### Directions for this task
Beginning with the line where "Extract the structured" appears, please restate each line of the records below word for word until the last one, inclusive, and nothing else.

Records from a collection

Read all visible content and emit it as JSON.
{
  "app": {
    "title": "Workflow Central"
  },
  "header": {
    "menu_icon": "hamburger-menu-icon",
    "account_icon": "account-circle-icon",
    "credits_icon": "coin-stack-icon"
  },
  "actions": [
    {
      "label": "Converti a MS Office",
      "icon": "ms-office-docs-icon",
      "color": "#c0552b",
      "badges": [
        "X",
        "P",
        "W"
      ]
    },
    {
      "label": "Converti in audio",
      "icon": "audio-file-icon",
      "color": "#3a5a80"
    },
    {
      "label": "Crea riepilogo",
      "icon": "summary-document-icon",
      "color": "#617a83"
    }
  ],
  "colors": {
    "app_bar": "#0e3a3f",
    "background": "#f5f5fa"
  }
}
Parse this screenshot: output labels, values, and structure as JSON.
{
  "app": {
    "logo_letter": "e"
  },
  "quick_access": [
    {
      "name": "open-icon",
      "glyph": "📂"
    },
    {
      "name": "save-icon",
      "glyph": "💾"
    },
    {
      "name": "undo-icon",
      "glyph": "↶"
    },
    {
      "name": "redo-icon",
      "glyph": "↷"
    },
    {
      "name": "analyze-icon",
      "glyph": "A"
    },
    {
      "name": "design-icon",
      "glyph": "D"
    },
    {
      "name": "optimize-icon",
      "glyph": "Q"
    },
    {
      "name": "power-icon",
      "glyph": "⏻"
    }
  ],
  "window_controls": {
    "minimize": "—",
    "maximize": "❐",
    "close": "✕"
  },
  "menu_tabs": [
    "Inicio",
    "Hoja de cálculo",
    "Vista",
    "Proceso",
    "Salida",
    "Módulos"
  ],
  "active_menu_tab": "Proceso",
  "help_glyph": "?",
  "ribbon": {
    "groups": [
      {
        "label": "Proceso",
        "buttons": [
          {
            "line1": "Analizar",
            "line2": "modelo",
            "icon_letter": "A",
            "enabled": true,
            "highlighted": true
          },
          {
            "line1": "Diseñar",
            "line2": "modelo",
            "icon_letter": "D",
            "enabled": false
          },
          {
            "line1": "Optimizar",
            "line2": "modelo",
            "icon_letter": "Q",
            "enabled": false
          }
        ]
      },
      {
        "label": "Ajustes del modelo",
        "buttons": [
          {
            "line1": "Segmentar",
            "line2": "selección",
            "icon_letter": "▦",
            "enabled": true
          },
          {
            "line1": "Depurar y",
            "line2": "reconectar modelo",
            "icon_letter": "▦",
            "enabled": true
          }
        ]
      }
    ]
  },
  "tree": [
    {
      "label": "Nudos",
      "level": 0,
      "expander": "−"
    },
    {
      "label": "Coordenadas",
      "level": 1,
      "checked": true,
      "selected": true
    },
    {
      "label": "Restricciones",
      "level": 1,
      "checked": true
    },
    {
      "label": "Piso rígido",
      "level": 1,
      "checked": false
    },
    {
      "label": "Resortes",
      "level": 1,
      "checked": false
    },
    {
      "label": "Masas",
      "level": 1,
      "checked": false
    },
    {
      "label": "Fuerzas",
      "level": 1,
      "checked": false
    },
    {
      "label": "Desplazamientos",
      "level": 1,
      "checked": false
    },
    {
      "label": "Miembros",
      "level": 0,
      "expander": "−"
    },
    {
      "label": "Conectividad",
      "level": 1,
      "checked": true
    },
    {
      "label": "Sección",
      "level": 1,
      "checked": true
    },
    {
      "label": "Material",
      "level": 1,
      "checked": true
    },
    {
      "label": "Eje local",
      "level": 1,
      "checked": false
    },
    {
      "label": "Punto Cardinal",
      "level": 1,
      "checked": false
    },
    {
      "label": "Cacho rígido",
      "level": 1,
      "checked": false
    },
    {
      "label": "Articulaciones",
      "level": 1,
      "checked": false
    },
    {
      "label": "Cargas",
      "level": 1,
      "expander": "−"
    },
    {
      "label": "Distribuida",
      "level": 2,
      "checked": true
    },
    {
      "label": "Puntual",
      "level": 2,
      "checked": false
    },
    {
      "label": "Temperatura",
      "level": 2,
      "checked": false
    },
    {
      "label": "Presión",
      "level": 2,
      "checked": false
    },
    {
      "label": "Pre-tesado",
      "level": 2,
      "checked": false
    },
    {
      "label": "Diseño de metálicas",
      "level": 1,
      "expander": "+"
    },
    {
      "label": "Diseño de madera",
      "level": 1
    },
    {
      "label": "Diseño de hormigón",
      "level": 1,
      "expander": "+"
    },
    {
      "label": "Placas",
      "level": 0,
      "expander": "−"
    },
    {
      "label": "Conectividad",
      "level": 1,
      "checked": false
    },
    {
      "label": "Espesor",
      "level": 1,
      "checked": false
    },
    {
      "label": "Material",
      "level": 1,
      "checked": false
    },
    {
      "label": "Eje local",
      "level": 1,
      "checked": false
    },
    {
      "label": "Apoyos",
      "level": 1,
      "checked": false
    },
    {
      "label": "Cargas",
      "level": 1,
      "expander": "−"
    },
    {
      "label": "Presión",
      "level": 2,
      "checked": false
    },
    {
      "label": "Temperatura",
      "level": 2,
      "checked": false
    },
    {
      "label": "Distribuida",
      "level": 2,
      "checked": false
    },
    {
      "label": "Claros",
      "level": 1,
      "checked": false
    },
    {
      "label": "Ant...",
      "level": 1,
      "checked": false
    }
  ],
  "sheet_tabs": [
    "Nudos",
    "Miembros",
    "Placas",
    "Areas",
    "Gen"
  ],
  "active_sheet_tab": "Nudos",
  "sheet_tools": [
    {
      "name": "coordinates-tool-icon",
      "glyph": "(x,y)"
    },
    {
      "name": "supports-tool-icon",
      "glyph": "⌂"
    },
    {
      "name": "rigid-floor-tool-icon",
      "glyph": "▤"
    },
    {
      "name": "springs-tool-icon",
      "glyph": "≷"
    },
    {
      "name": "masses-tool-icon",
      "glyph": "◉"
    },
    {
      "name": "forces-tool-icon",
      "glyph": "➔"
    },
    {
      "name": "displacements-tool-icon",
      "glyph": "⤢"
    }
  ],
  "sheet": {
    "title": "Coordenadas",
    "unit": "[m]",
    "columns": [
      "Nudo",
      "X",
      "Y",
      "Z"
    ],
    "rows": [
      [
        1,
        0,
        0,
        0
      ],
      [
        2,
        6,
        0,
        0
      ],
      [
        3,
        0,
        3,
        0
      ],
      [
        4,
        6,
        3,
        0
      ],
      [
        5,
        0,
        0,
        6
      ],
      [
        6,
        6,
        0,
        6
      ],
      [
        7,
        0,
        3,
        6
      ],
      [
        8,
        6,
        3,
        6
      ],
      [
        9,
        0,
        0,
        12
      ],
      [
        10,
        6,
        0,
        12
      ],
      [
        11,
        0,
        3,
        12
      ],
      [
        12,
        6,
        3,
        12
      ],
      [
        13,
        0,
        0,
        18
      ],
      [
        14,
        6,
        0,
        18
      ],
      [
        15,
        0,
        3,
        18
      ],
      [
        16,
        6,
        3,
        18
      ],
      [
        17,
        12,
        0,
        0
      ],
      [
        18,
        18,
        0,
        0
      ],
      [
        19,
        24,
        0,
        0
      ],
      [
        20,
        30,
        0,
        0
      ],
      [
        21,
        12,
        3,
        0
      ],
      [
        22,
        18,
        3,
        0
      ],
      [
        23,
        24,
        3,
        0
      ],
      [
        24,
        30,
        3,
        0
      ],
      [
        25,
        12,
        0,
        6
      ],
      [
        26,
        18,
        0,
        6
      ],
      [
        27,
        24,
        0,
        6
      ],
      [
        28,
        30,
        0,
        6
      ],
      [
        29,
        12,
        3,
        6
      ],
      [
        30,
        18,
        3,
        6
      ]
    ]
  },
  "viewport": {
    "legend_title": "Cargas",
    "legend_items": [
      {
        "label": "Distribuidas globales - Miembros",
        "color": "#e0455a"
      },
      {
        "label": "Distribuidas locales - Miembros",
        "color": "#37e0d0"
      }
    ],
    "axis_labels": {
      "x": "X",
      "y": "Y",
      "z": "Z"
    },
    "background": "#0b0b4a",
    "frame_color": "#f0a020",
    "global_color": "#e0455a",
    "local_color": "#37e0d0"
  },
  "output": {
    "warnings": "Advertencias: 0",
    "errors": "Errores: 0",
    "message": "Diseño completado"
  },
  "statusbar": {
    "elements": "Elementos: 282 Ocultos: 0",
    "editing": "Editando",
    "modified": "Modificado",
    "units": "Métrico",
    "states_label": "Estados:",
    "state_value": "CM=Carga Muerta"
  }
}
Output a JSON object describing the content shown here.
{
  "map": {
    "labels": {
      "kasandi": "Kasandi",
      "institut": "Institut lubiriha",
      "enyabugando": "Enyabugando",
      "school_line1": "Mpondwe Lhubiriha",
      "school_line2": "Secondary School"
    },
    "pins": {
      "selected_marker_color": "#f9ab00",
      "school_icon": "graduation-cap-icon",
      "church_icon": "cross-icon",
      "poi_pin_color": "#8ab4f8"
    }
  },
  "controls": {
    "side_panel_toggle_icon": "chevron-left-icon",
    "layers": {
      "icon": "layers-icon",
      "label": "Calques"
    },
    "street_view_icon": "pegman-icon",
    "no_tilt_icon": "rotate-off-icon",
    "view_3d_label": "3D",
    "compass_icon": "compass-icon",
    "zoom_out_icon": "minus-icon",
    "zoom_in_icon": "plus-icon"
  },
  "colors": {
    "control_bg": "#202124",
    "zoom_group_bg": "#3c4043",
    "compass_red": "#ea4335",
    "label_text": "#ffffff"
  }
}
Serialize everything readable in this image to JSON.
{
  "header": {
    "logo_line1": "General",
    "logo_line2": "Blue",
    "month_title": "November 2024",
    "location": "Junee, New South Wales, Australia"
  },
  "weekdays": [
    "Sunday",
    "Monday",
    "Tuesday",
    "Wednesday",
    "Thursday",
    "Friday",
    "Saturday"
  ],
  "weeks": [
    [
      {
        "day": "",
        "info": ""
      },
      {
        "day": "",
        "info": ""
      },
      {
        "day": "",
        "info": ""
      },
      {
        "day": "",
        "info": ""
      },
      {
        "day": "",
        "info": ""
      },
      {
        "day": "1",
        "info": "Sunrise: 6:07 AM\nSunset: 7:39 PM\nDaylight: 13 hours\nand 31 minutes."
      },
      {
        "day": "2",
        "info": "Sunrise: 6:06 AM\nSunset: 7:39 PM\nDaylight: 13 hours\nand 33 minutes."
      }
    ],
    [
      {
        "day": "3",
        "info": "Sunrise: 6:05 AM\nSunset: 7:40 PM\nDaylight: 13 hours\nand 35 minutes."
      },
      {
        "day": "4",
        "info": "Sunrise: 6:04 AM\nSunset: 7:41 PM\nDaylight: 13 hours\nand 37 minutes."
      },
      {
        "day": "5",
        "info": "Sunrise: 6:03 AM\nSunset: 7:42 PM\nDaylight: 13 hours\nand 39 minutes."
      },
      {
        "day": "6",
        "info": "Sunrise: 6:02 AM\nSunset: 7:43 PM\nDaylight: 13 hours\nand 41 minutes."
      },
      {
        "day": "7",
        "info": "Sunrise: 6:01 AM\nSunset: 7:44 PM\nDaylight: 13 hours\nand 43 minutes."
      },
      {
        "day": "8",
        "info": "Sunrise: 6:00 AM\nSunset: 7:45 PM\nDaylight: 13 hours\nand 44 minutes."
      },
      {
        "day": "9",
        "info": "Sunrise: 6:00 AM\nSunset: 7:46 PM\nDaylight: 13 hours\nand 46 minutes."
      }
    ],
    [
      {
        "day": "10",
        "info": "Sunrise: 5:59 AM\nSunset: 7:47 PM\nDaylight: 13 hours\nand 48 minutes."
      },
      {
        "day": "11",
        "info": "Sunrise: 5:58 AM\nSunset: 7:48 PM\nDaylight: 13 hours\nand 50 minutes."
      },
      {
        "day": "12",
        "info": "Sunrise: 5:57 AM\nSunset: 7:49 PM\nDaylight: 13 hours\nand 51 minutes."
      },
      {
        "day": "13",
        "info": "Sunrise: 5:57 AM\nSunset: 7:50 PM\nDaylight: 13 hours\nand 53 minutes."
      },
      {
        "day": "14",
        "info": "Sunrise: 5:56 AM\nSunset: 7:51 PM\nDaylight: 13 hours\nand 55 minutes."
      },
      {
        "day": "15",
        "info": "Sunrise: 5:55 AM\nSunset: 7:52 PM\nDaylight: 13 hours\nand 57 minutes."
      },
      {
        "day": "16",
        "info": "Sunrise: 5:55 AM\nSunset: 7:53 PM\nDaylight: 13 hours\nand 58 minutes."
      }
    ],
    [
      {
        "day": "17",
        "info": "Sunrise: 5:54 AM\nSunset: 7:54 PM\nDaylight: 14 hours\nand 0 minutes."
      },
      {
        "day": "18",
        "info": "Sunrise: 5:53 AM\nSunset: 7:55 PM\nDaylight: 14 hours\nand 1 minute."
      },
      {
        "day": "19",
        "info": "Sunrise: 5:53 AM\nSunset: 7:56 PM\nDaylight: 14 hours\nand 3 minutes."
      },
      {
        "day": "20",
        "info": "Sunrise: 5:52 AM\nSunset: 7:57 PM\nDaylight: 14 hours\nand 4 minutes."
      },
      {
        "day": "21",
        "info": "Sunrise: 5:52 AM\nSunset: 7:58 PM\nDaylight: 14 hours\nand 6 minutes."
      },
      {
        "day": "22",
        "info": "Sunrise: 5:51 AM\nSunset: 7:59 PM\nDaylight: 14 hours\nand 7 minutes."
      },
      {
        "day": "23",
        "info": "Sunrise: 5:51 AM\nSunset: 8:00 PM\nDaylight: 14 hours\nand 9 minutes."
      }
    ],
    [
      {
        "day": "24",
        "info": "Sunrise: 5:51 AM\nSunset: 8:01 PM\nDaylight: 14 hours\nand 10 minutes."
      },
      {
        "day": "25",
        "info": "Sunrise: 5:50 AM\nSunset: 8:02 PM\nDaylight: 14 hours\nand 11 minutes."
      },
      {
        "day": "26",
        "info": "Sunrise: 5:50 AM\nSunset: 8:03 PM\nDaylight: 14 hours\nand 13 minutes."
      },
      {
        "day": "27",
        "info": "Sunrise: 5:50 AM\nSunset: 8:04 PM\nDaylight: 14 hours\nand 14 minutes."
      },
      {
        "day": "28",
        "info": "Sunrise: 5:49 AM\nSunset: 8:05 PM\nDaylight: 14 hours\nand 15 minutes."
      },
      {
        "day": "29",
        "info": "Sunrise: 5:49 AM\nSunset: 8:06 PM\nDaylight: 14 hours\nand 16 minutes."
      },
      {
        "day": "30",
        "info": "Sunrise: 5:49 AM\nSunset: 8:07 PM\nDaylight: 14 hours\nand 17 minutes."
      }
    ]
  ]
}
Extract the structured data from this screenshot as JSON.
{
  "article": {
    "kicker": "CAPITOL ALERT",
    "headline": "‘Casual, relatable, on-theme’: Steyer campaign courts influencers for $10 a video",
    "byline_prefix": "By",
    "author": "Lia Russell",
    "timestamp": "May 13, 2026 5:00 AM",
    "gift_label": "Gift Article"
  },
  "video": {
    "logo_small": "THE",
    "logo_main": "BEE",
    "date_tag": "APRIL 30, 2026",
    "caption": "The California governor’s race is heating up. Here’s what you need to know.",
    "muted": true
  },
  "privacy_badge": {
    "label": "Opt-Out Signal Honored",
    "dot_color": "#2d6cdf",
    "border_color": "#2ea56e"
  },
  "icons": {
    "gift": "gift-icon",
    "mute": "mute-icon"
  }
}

### Result of the exercise
Extract the structured data from this screenshot as JSON.
{
  "article": {
    "kicker": "CAPITOL ALERT",
    "headline": "‘Casual, relatable, on-theme’: Steyer campaign courts influencers for $10 a video",
    "byline_prefix": "By",
    "author": "Lia Russell",
    "timestamp": "May 13, 2026 5:00 AM",
    "gift_label": "Gift Article"
  },
  "video": {
    "logo_small": "THE",
    "logo_main": "BEE",
    "date_tag": "APRIL 30, 2026",
    "caption": "The California governor’s race is heating up. Here’s what you need to know.",
    "muted": true
  },
  "privacy_badge": {
    "label": "Opt-Out Signal Honored",
    "dot_color": "#2d6cdf",
    "border_color": "#2ea56e"
  },
  "icons": {
    "gift": "gift-icon",
    "mute": "mute-icon"
  }
}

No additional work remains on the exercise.